-- What is expected --
The records must be duplicated exactly, with every picture left out.

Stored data
════

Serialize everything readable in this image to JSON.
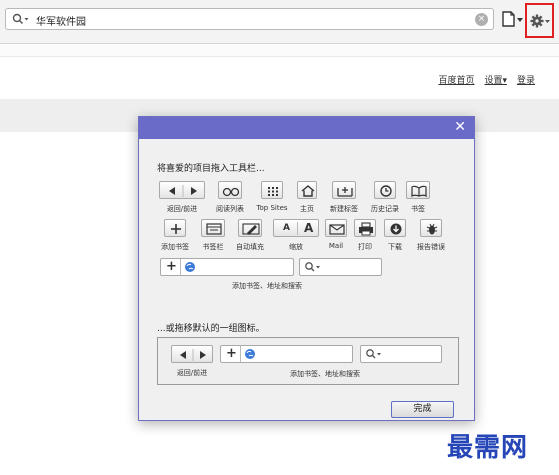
{
  "toolbar": {
    "search_value": "华军软件园",
    "clear_glyph": "×",
    "page_menu_icon": "page-icon",
    "settings_icon": "gear-icon"
  },
  "page_links": {
    "home": "百度首页",
    "settings": "设置▾",
    "login": "登录"
  },
  "dialog": {
    "close_glyph": "✕",
    "hint": "将喜爱的项目拖入工具栏...",
    "items": {
      "back_forward": "返回/前进",
      "reading_list": "阅读列表",
      "top_sites": "Top Sites",
      "home": "主页",
      "new_tab": "新建标签",
      "history": "历史记录",
      "bookmarks": "书签",
      "add_bookmark": "添加书签",
      "bookmarks_bar": "书签栏",
      "autofill": "自动填充",
      "zoom": "缩放",
      "mail": "Mail",
      "print": "打印",
      "download": "下载",
      "report_bug": "报告错误",
      "address_search": "添加书签、地址和搜索"
    },
    "text_zoom_small": "A",
    "text_zoom_large": "A",
    "plus_glyph": "+",
    "default_hint": "...或拖移默认的一组图标。",
    "default_items": {
      "back_forward": "返回/前进",
      "address_search": "添加书签、地址和搜索"
    },
    "done_label": "完成"
  },
  "watermark": "最需网",
  "colors": {
    "dialog_title": "#6a6bc9",
    "highlight_border": "#e02020",
    "watermark": "#2646b8"
  }
}
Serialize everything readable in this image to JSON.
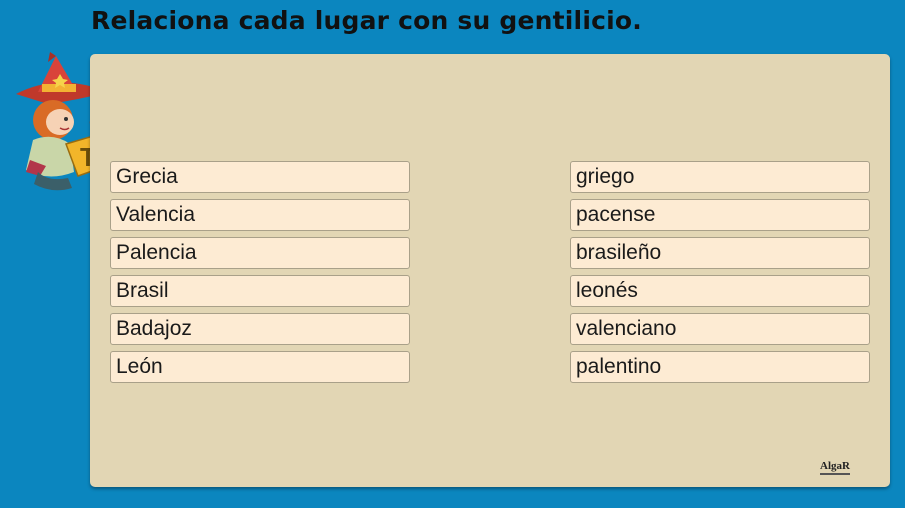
{
  "title": "Relaciona cada lugar con su gentilicio.",
  "places": [
    "Grecia",
    "Valencia",
    "Palencia",
    "Brasil",
    "Badajoz",
    "León"
  ],
  "demonyms": [
    "griego",
    "pacense",
    "brasileño",
    "leonés",
    "valenciano",
    "palentino"
  ],
  "logo_text": "AlgaR",
  "mascot_book_letter": "T"
}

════

-- Exercise response --
Serialize everything readable in this image to JSON.
{
  "toolbar": {
    "search_value": "华军软件园",
    "clear_glyph": "×",
    "page_menu_icon": "page-icon",
    "settings_icon": "gear-icon"
  },
  "page_links": {
    "home": "百度首页",
    "settings": "设置▾",
    "login": "登录"
  },
  "dialog": {
    "close_glyph": "✕",
    "hint": "将喜爱的项目拖入工具栏...",
    "items": {
      "back_forward": "返回/前进",
      "reading_list": "阅读列表",
      "top_sites": "Top Sites",
      "home": "主页",
      "new_tab": "新建标签",
      "history": "历史记录",
      "bookmarks": "书签",
      "add_bookmark": "添加书签",
      "bookmarks_bar": "书签栏",
      "autofill": "自动填充",
      "zoom": "缩放",
      "mail": "Mail",
      "print": "打印",
      "download": "下载",
      "report_bug": "报告错误",
      "address_search": "添加书签、地址和搜索"
    },
    "text_zoom_small": "A",
    "text_zoom_large": "A",
    "plus_glyph": "+",
    "default_hint": "...或拖移默认的一组图标。",
    "default_items": {
      "back_forward": "返回/前进",
      "address_search": "添加书签、地址和搜索"
    },
    "done_label": "完成"
  },
  "watermark": "最需网",
  "colors": {
    "dialog_title": "#6a6bc9",
    "highlight_border": "#e02020",
    "watermark": "#2646b8"
  }
}
Serialize everything readable in this image to JSON.
{
  "title": "Relaciona cada lugar con su gentilicio.",
  "places": [
    "Grecia",
    "Valencia",
    "Palencia",
    "Brasil",
    "Badajoz",
    "León"
  ],
  "demonyms": [
    "griego",
    "pacense",
    "brasileño",
    "leonés",
    "valenciano",
    "palentino"
  ],
  "logo_text": "AlgaR",
  "mascot_book_letter": "T"
}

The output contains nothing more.